I'll take a look at that book.

Jules Aimé said...

I started off really wanting to be on Father Barron's side but have to say that I found Michael Voris more convincing.

Ultimately, doesn't it boil down to this: Regardless of how many other people are or are not going to hell, I might very well end up there.

Anonymous said...

Thanks David! Voris's critique of Fr. Barron and Von Balthasar is one of the most intellectually dishonest I've seen in some time. Not because he's necessarily wrong, but because he wholly fails to address what they actually say.

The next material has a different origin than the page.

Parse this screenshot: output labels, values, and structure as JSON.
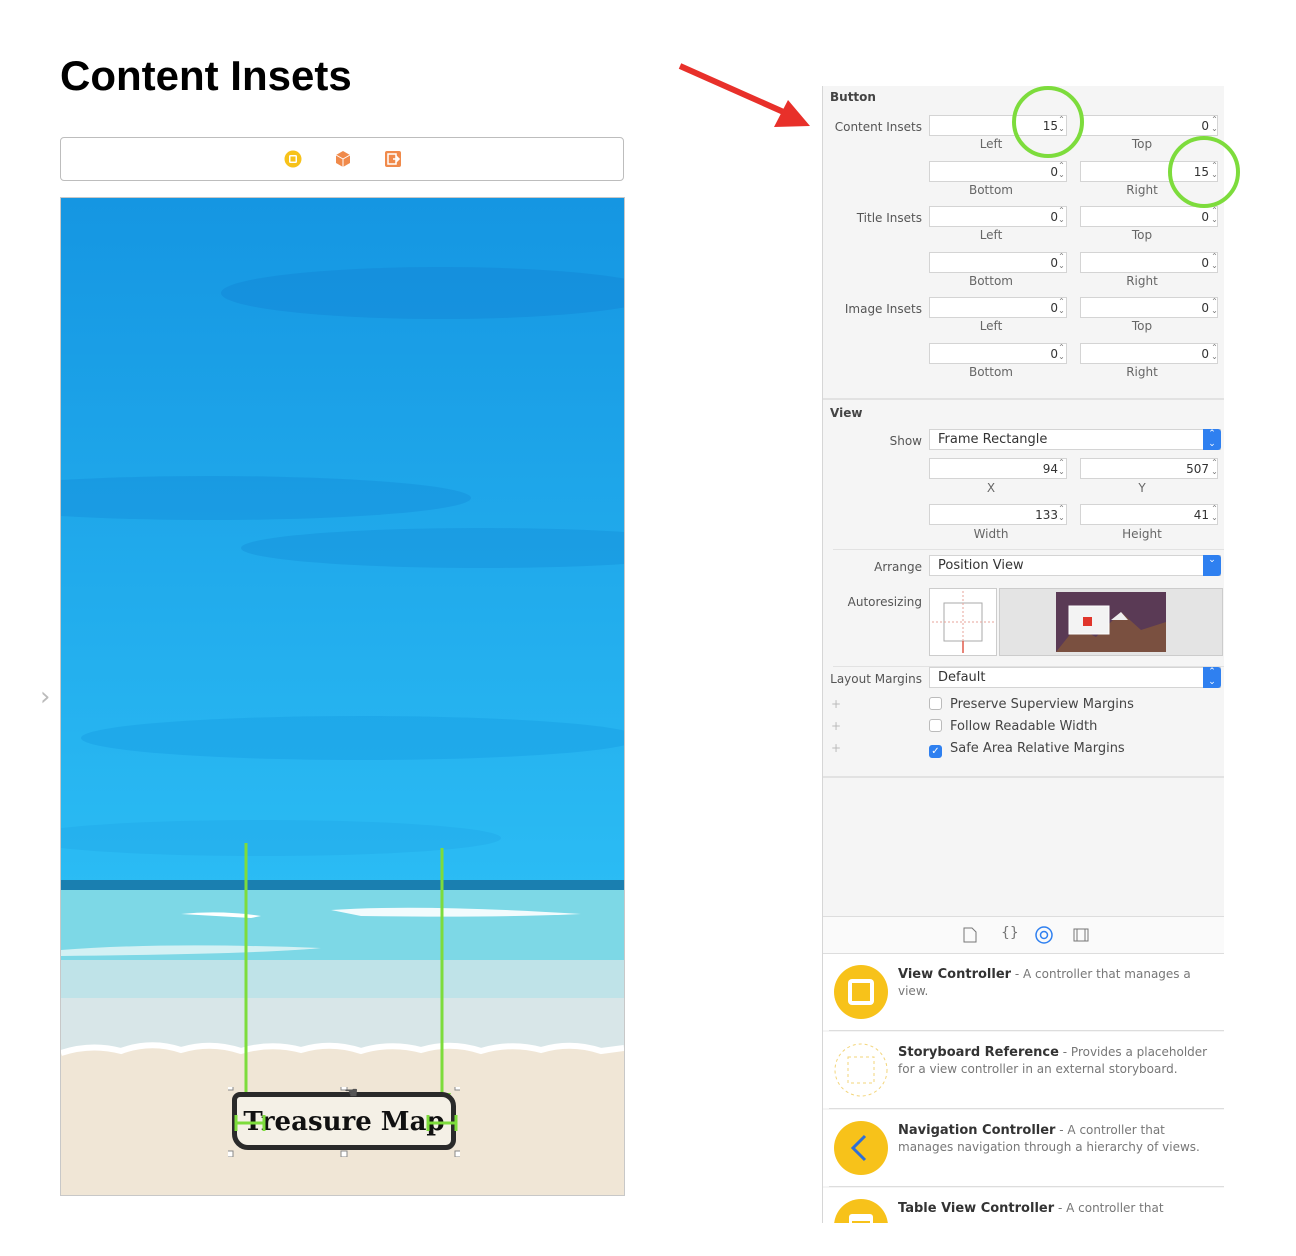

Instead, he addresses what they "must" be saying.

The crux of their argument as I understand it (and wholly unaddressed by Voris) is this: The Church prays that all are saved, and what the Church prays for Christians must hope for.

And a related point (again unaddressed by Voris) is this: The Church teaches that we cannot know with certainty that any particular person is eternally damned, and we can therefore hope that each particular person is saved. If we can hope that each and every particular person is saved, we can hope that all of them are.

And if there is hope, there must be prayer. If there is prayer, there must be hope.

Anonymous said...

Thank you, Jules. I agree entirely. I seem to recall one of the Jesuits' maxims as being assuming the best intentions about every person. I wish I knew how St. Ignatius said it.

I agree with the contention of this blog that the East has a lot to say to the West regarding this subject. While the East has no definitive model regarding much of anything in theology and preferring "mystery" (and this is a good thing), I personally find the "River of Fire" thesis compelling myself.

Sometimes, in my more somber and pessimistic moments, I come to conclusion the only way the Church can reclaim the world is a thorough ressourcement from the Orthodox Churches - only possible with full reunification of the Churches.

I can only pray and hope.